Turkey has also been supplying the Venezuelan government’s CLAP, a food program with essential products, in what seems to be gold for food program. To this end, the US has not only imposed sanctions on Minerven, Venezuela’s state-run gold miner, but has sanctioned Venezuelan gold exports as well.
Venezuela, however, is not the only country under US sanctions turning away from international trading in dollars to gold. Russia, for instance, has cut its foreign dollar reserves share by half and replaced it with euro, Yuan and gold holdings. Gold will assist the sizeable Russian oil exports in progressing unabated by reliance on the dollar amid growing US sanctions. To this end, Moscow has recently increased its gold reserves by $27.2 billion.
The increased spate of US sanctions on various countries has been very positive for the gold market. Consequently, the haven investment has been on a six-year high, breaking the $1500 psychological threshold and is still rising. According to the World Gold Council, central banks worldwide increased their gold holdings by 68 percent, buying over 145.5 tons of gold in the first three months of 2019.
Besides increasing central banks’ hoarding of the precious metal worldwide, the demand for gold in emerging countries has skyrocketed. The escalating conflicted environment that the US created weaponizes economic tools for foreign policy wins is forcing countries and their citizens to turn to dollar alternatives for safety in investment.
Gold has become the preferred world repository for savings.
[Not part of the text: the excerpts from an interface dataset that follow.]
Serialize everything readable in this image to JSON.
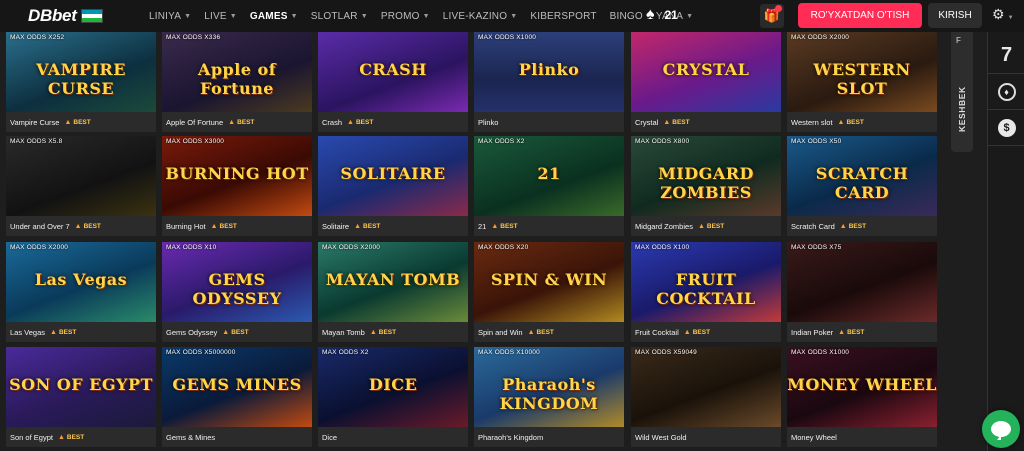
{
  "header": {
    "logo": "DBbet",
    "flag_colors": [
      "#0099b5",
      "#ffffff",
      "#1eb53a"
    ],
    "nav": [
      {
        "label": "LINIYA",
        "dropdown": true,
        "active": false
      },
      {
        "label": "LIVE",
        "dropdown": true,
        "active": false
      },
      {
        "label": "GAMES",
        "dropdown": true,
        "active": true
      },
      {
        "label": "SLOTLAR",
        "dropdown": true,
        "active": false
      },
      {
        "label": "PROMO",
        "dropdown": true,
        "active": false
      },
      {
        "label": "LIVE-KAZINO",
        "dropdown": true,
        "active": false
      },
      {
        "label": "KIBERSPORT",
        "dropdown": false,
        "active": false
      },
      {
        "label": "BINGO",
        "dropdown": false,
        "active": false
      },
      {
        "label": "YANA",
        "dropdown": true,
        "active": false
      }
    ],
    "club_icon": "spade-icon",
    "club_count": "21",
    "register_label": "RO'YXATDAN O'TISH",
    "login_label": "KIRISH",
    "accent_color": "#ff2c56"
  },
  "games": [
    {
      "name": "Vampire Curse",
      "odds": "MAX ODDS X252",
      "best": true,
      "art": "VAMPIRE CURSE"
    },
    {
      "name": "Apple Of Fortune",
      "odds": "MAX ODDS X336",
      "best": true,
      "art": "Apple of Fortune"
    },
    {
      "name": "Crash",
      "odds": "",
      "best": true,
      "art": "CRASH"
    },
    {
      "name": "Plinko",
      "odds": "MAX ODDS X1000",
      "best": false,
      "art": "Plinko"
    },
    {
      "name": "Crystal",
      "odds": "",
      "best": true,
      "art": "CRYSTAL"
    },
    {
      "name": "Western slot",
      "odds": "MAX ODDS X2000",
      "best": true,
      "art": "WESTERN SLOT"
    },
    {
      "name": "Under and Over 7",
      "odds": "MAX ODDS X5.8",
      "best": true,
      "art": ""
    },
    {
      "name": "Burning Hot",
      "odds": "MAX ODDS X3000",
      "best": true,
      "art": "BURNING HOT"
    },
    {
      "name": "Solitaire",
      "odds": "",
      "best": true,
      "art": "SOLITAIRE"
    },
    {
      "name": "21",
      "odds": "MAX ODDS X2",
      "best": true,
      "art": "21"
    },
    {
      "name": "Midgard Zombies",
      "odds": "MAX ODDS X800",
      "best": true,
      "art": "MIDGARD ZOMBIES"
    },
    {
      "name": "Scratch Card",
      "odds": "MAX ODDS X50",
      "best": true,
      "art": "SCRATCH CARD"
    },
    {
      "name": "Las Vegas",
      "odds": "MAX ODDS X2000",
      "best": true,
      "art": "Las Vegas"
    },
    {
      "name": "Gems Odyssey",
      "odds": "MAX ODDS X10",
      "best": true,
      "art": "GEMS ODYSSEY"
    },
    {
      "name": "Mayan Tomb",
      "odds": "MAX ODDS X2000",
      "best": true,
      "art": "MAYAN TOMB"
    },
    {
      "name": "Spin and Win",
      "odds": "MAX ODDS X20",
      "best": true,
      "art": "SPIN & WIN"
    },
    {
      "name": "Fruit Cocktail",
      "odds": "MAX ODDS X100",
      "best": true,
      "art": "FRUIT COCKTAIL"
    },
    {
      "name": "Indian Poker",
      "odds": "MAX ODDS X75",
      "best": true,
      "art": ""
    },
    {
      "name": "Son of Egypt",
      "odds": "",
      "best": true,
      "art": "SON OF EGYPT"
    },
    {
      "name": "Gems & Mines",
      "odds": "MAX ODDS X5000000",
      "best": false,
      "art": "GEMS MINES"
    },
    {
      "name": "Dice",
      "odds": "MAX ODDS X2",
      "best": false,
      "art": "DICE"
    },
    {
      "name": "Pharaoh's Kingdom",
      "odds": "MAX ODDS X10000",
      "best": false,
      "art": "Pharaoh's KINGDOM"
    },
    {
      "name": "Wild West Gold",
      "odds": "MAX ODDS X59049",
      "best": false,
      "art": ""
    },
    {
      "name": "Money Wheel",
      "odds": "MAX ODDS X1000",
      "best": false,
      "art": "MONEY WHEEL"
    }
  ],
  "best_label": "BEST",
  "side": {
    "keshbek_label": "KESHBEK",
    "keshbek_letter": "F",
    "panel_items": [
      "7",
      "chip-icon",
      "$"
    ]
  }
}
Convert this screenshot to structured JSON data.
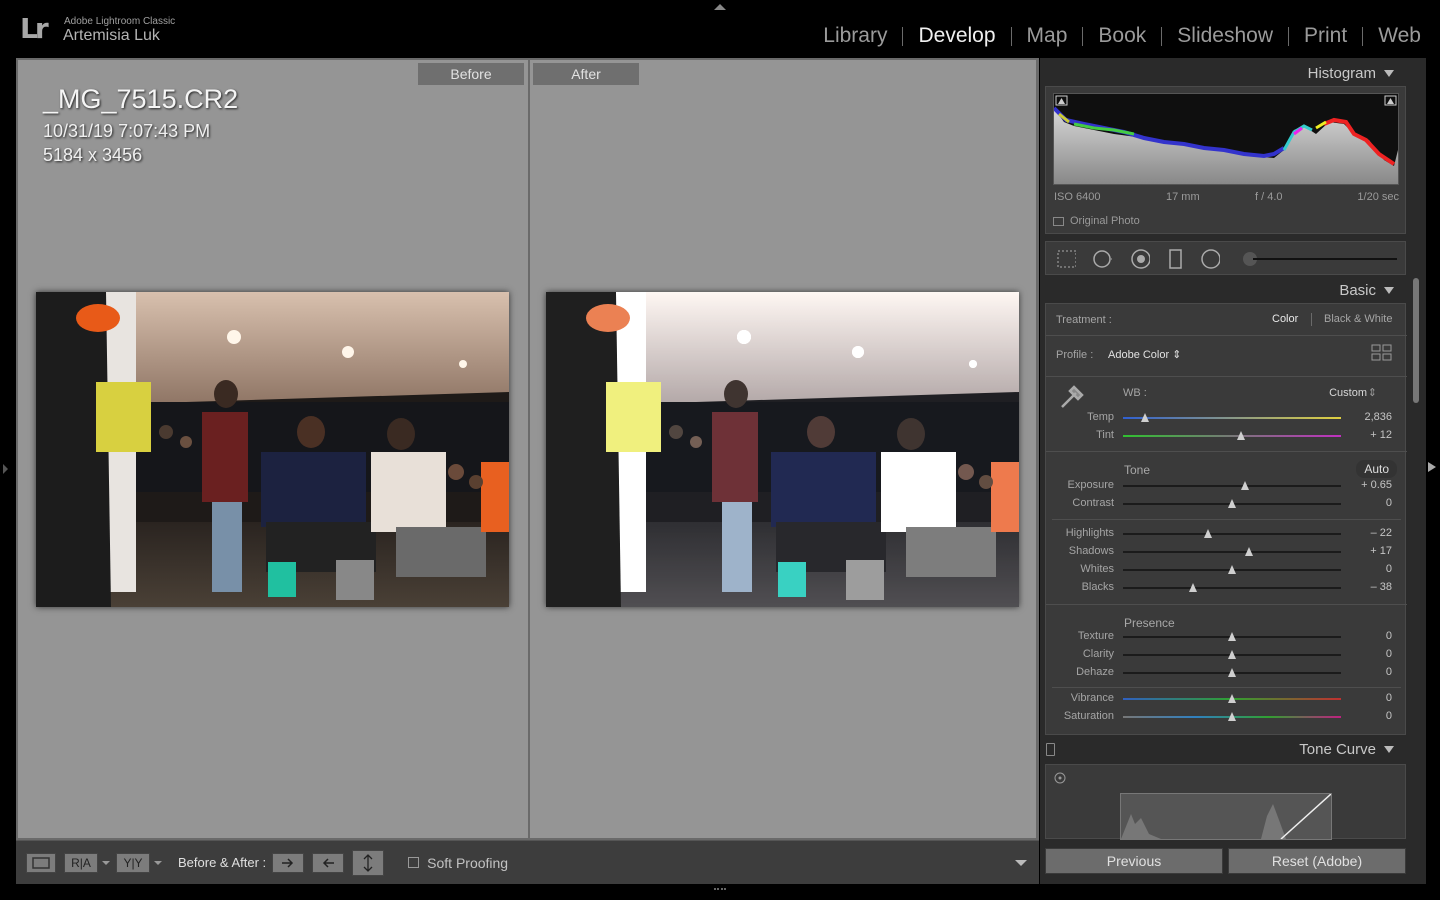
{
  "topbar": {
    "logo": "Lr",
    "app_name": "Adobe Lightroom Classic",
    "user_name": "Artemisia Luk",
    "modules": [
      "Library",
      "Develop",
      "Map",
      "Book",
      "Slideshow",
      "Print",
      "Web"
    ],
    "active_module": "Develop"
  },
  "view": {
    "before_label": "Before",
    "after_label": "After",
    "file_name": "_MG_7515.CR2",
    "date": "10/31/19 7:07:43 PM",
    "dimensions": "5184 x 3456"
  },
  "toolbar": {
    "view_a_label": "R|A",
    "view_b_label": "Y|Y",
    "before_after_label": "Before & After :",
    "soft_proofing_label": "Soft Proofing",
    "soft_proofing_checked": false
  },
  "histogram": {
    "title": "Histogram",
    "iso": "ISO 6400",
    "focal": "17 mm",
    "aperture": "f / 4.0",
    "shutter": "1/20 sec",
    "original_photo_label": "Original Photo"
  },
  "basic": {
    "title": "Basic",
    "treatment_label": "Treatment :",
    "treatment_color": "Color",
    "treatment_bw": "Black & White",
    "profile_label": "Profile :",
    "profile_value": "Adobe Color",
    "wb_label": "WB :",
    "wb_value": "Custom",
    "tone_label": "Tone",
    "auto_label": "Auto",
    "presence_label": "Presence",
    "sliders": [
      {
        "name": "Temp",
        "value": "2,836",
        "pos": 0.1
      },
      {
        "name": "Tint",
        "value": "+ 12",
        "pos": 0.54
      },
      {
        "name": "Exposure",
        "value": "+ 0.65",
        "pos": 0.56
      },
      {
        "name": "Contrast",
        "value": "0",
        "pos": 0.5
      },
      {
        "name": "Highlights",
        "value": "– 22",
        "pos": 0.39
      },
      {
        "name": "Shadows",
        "value": "+ 17",
        "pos": 0.58
      },
      {
        "name": "Whites",
        "value": "0",
        "pos": 0.5
      },
      {
        "name": "Blacks",
        "value": "– 38",
        "pos": 0.32
      },
      {
        "name": "Texture",
        "value": "0",
        "pos": 0.5
      },
      {
        "name": "Clarity",
        "value": "0",
        "pos": 0.5
      },
      {
        "name": "Dehaze",
        "value": "0",
        "pos": 0.5
      },
      {
        "name": "Vibrance",
        "value": "0",
        "pos": 0.5
      },
      {
        "name": "Saturation",
        "value": "0",
        "pos": 0.5
      }
    ]
  },
  "tone_curve": {
    "title": "Tone Curve"
  },
  "buttons": {
    "previous": "Previous",
    "reset": "Reset (Adobe)"
  },
  "colors": {
    "panel": "#2a2a2a",
    "view_bg": "#959595",
    "accent": "#f0f0f0"
  }
}
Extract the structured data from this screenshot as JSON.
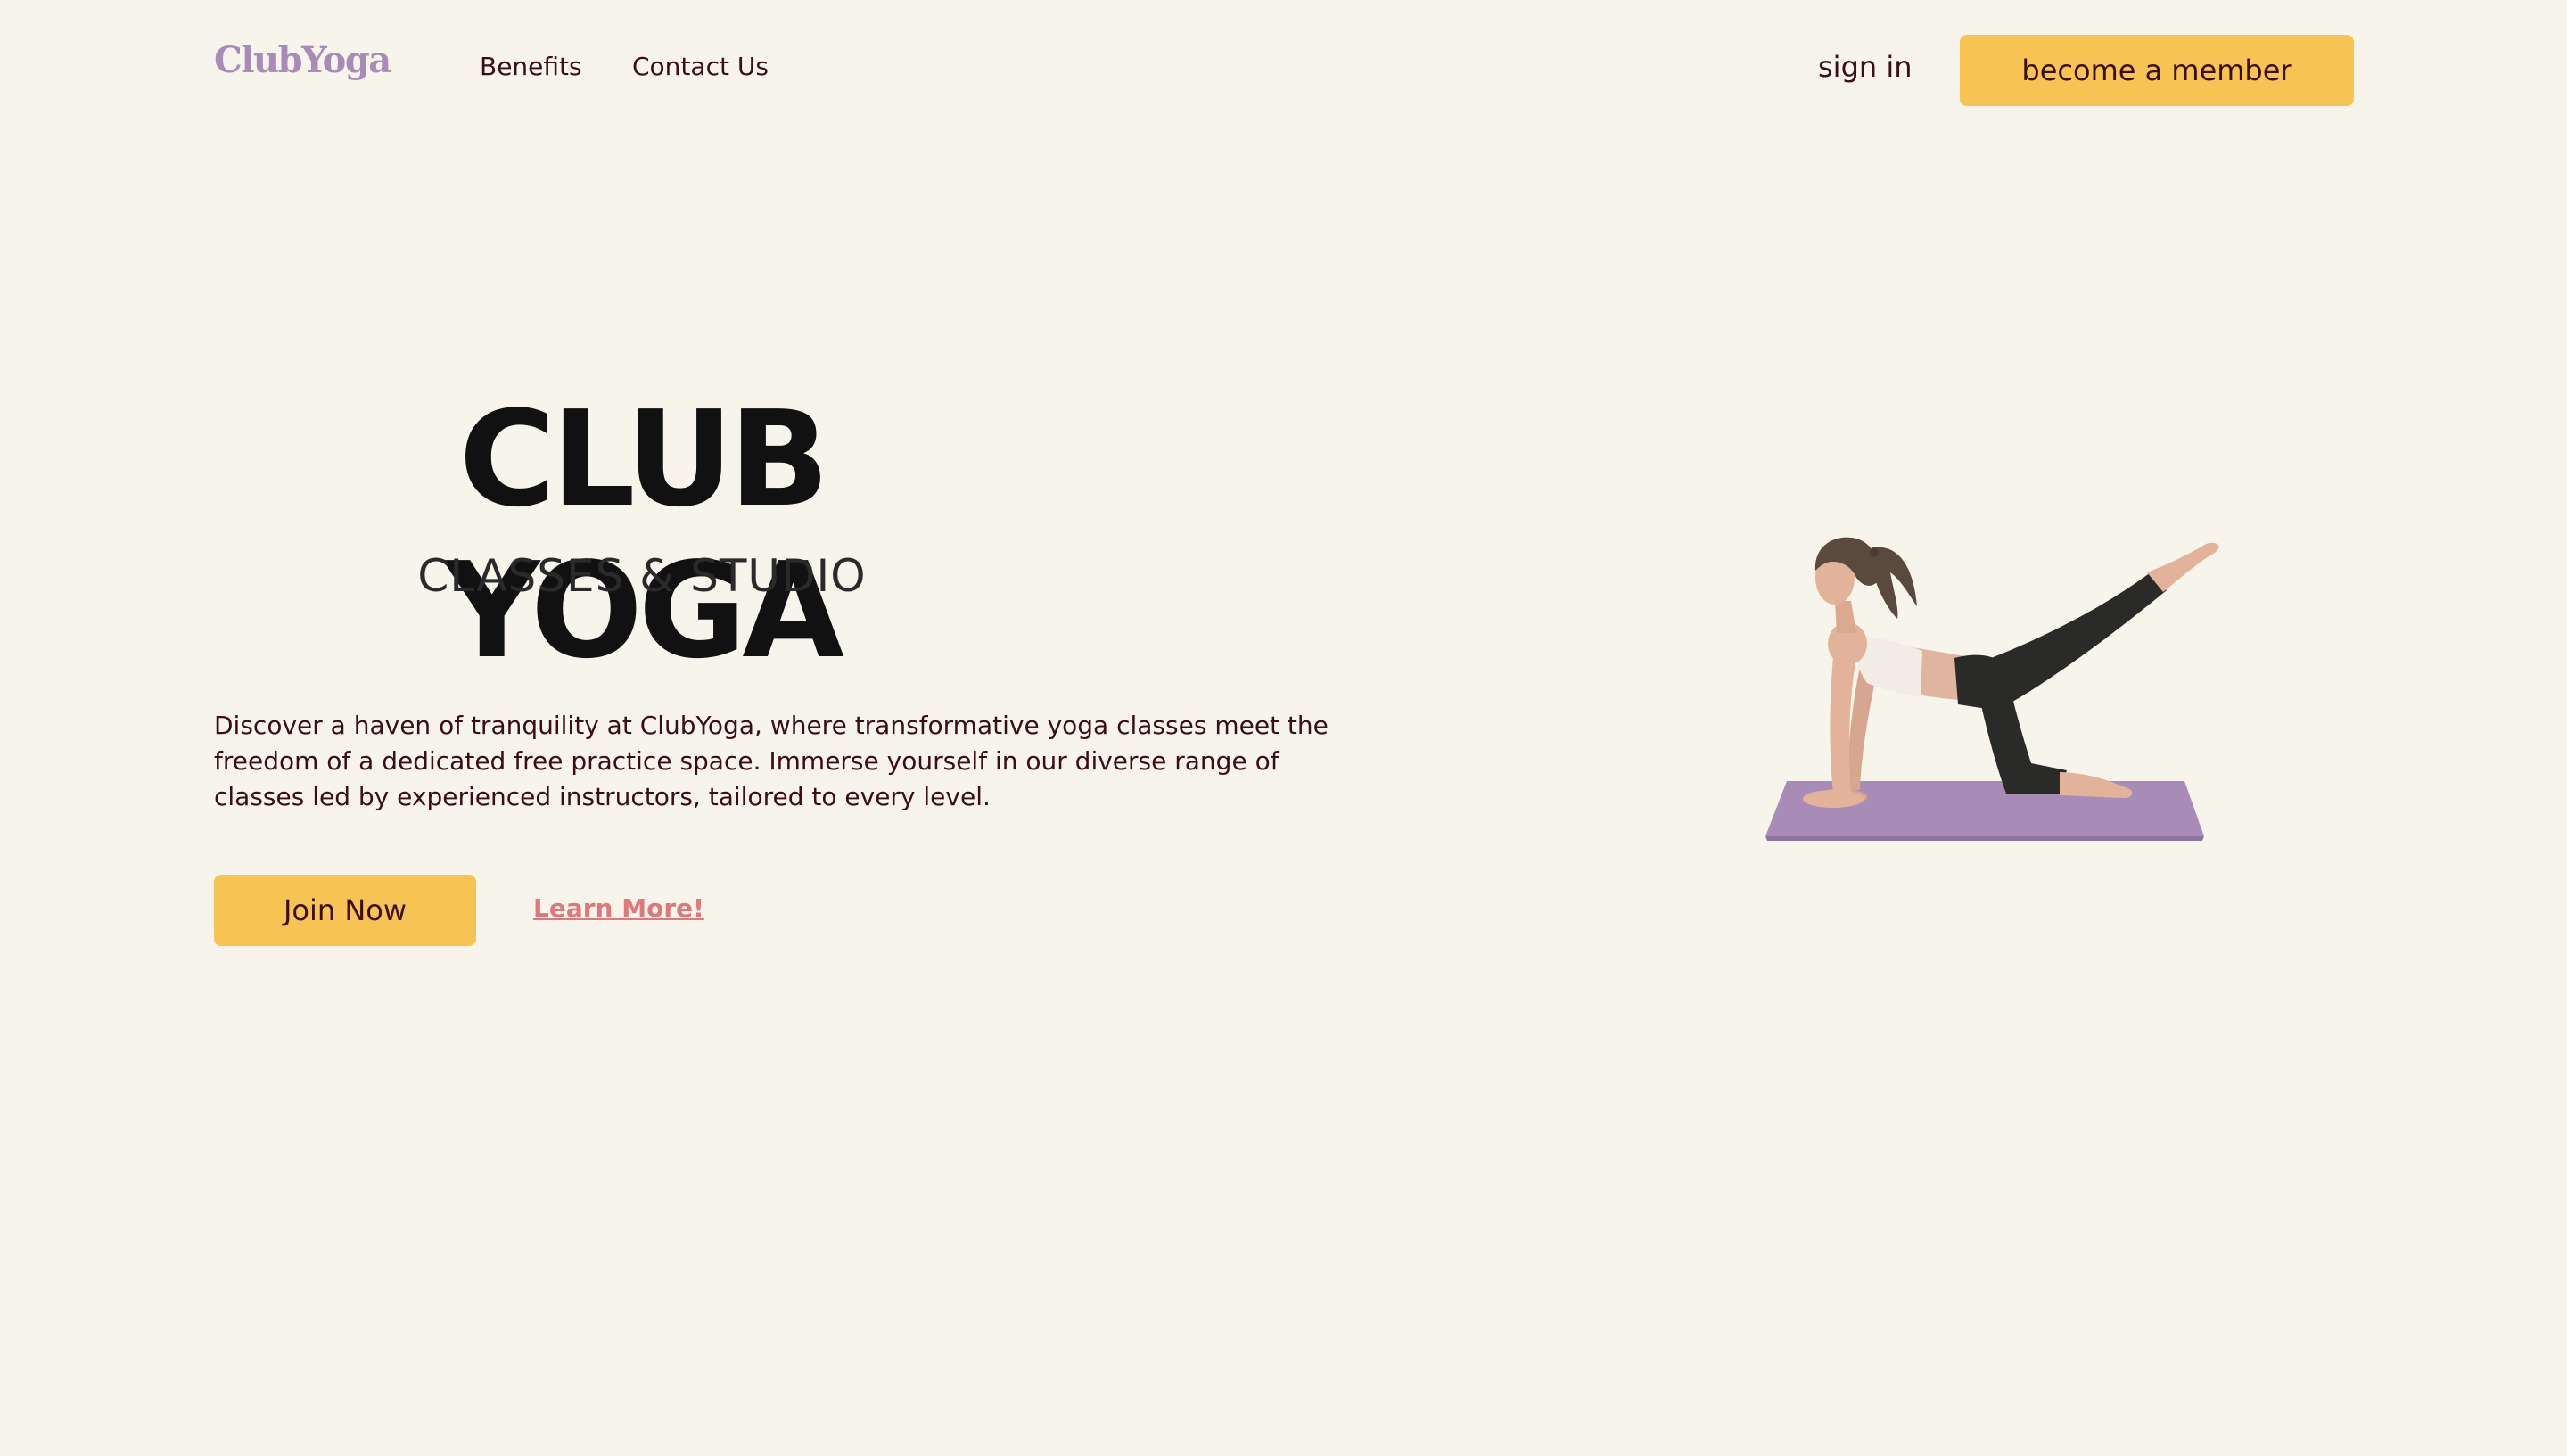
{
  "header": {
    "logo": "ClubYoga",
    "nav": {
      "benefits": "Benefits",
      "contact": "Contact Us"
    },
    "sign_in": "sign in",
    "cta": "become a member"
  },
  "hero": {
    "title": "CLUB YOGA",
    "subtitle": "CLASSES & STUDIO",
    "description": "Discover a haven of tranquility at ClubYoga, where transformative yoga classes meet the freedom of a dedicated free practice space. Immerse yourself in our diverse range of classes led by experienced instructors, tailored to every level.",
    "join_label": "Join Now",
    "learn_more_label": "Learn More!"
  },
  "illustration": {
    "icon": "woman-yoga-pose-illustration"
  },
  "colors": {
    "background": "#f7f4ec",
    "accent_yellow": "#f7c353",
    "text_dark": "#3b0f12",
    "logo_purple": "#a98bb8",
    "link_pink": "#e0777a",
    "mat_purple": "#a98bb8"
  }
}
As an illustration, Russia, Turkey, and China have made some of the most significant gold import numbers in 2019.
There seems to be no amicable solution to the economic and political uncertainties raised by the US. The European shaky geopolitical climate and rising tensions in the Middle East, plus a possible recession, are all factors that will add more fuel to the current gold rally. Individual as well institutional investors can now access a flexible and transparent gold purchase system from Novem Gold.
We are a gold and precious metals dealership that has designed a blockchain-based solution that is disrupting the traditional gold purchase and trading system. Via our unique NEO blockchain-based tokens, you too can now buy gold from the comfort of your home in any location in the world. Our NNN token, for instance, is fully backed by LBMA-certified gold. We are at the moment selling our NVM tokens, whose sales will fund the opening of over 100 gold dealership stores across major cities in Europe.
These stores will help bring in more gold to the Novem ecosystem, which will then be tokenized for safety and transparency while in storage in our storage facilities at Trisuna Lagerhaus OZL in Triesen, Liechtenstein.
To keep the momentum going, we have opened our first brick and mortar store in Landstraße 1, 4020 Linz, Austria. Visit us and learn why tokenized gold trading is the new frontier in the gold trade. It is not only easy to buy but also easier to sell, trade-in, store, and redeem too.
We are performing regular audits to keep out investors in the know, and Grant Thornton will perform the quality assurance of these audits.